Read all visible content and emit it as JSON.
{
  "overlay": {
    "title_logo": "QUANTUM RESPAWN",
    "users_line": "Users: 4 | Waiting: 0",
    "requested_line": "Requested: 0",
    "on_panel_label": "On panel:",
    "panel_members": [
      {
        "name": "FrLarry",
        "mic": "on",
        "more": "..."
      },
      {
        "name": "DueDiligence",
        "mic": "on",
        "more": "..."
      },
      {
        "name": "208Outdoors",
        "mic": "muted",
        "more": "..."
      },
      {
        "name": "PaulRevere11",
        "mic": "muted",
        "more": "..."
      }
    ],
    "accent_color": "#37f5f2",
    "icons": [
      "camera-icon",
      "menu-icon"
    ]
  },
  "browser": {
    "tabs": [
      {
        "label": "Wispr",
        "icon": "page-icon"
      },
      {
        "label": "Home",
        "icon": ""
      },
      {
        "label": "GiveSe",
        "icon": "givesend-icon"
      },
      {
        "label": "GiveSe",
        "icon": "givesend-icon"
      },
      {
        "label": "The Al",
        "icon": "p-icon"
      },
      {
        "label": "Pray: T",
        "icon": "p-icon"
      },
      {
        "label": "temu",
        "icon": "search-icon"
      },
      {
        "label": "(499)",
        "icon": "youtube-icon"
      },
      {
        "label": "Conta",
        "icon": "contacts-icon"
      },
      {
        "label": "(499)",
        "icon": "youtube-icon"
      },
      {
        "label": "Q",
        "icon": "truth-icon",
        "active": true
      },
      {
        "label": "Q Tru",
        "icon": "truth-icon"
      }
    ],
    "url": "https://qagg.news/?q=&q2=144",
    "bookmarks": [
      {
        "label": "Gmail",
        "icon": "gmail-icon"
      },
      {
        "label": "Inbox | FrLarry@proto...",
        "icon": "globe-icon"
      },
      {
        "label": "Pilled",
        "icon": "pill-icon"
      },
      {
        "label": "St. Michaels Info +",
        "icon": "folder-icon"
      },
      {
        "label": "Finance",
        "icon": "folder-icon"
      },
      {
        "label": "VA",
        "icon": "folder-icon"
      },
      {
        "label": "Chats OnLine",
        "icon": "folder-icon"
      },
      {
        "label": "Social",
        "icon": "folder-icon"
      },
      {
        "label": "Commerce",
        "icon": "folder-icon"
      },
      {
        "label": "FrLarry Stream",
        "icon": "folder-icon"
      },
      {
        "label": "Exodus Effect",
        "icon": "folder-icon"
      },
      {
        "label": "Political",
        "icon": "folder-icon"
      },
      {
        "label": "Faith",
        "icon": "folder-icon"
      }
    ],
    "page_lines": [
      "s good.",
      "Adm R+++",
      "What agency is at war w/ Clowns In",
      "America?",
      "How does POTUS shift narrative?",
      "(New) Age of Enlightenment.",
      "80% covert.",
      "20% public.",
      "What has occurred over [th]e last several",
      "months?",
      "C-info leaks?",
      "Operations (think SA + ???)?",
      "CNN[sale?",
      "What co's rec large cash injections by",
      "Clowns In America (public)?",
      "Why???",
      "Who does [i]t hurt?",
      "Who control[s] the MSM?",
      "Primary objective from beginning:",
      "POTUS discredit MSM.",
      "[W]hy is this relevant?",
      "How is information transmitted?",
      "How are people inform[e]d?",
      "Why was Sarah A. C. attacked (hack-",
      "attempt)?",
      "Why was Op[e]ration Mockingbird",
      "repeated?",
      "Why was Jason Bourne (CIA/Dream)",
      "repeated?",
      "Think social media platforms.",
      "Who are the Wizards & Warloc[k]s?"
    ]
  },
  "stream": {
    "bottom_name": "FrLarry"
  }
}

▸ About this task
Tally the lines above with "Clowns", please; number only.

▸ Response to this exercise
2